------ DATA FOR REVIEW
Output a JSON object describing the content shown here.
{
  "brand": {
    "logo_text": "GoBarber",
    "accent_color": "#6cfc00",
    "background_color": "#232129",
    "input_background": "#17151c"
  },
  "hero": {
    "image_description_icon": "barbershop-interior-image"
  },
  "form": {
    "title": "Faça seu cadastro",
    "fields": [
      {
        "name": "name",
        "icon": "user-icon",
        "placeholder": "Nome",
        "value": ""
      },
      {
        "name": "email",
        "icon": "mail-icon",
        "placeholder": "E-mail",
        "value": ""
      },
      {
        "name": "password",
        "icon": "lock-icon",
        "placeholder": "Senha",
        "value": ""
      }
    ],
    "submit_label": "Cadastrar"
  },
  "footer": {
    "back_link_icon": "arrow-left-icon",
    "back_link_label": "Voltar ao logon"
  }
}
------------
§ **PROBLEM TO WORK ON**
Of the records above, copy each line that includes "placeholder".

§ **SOLUTION FOR THIS TASK**
        "placeholder": "Nome",
        "placeholder": "E-mail",
        "placeholder": "Senha",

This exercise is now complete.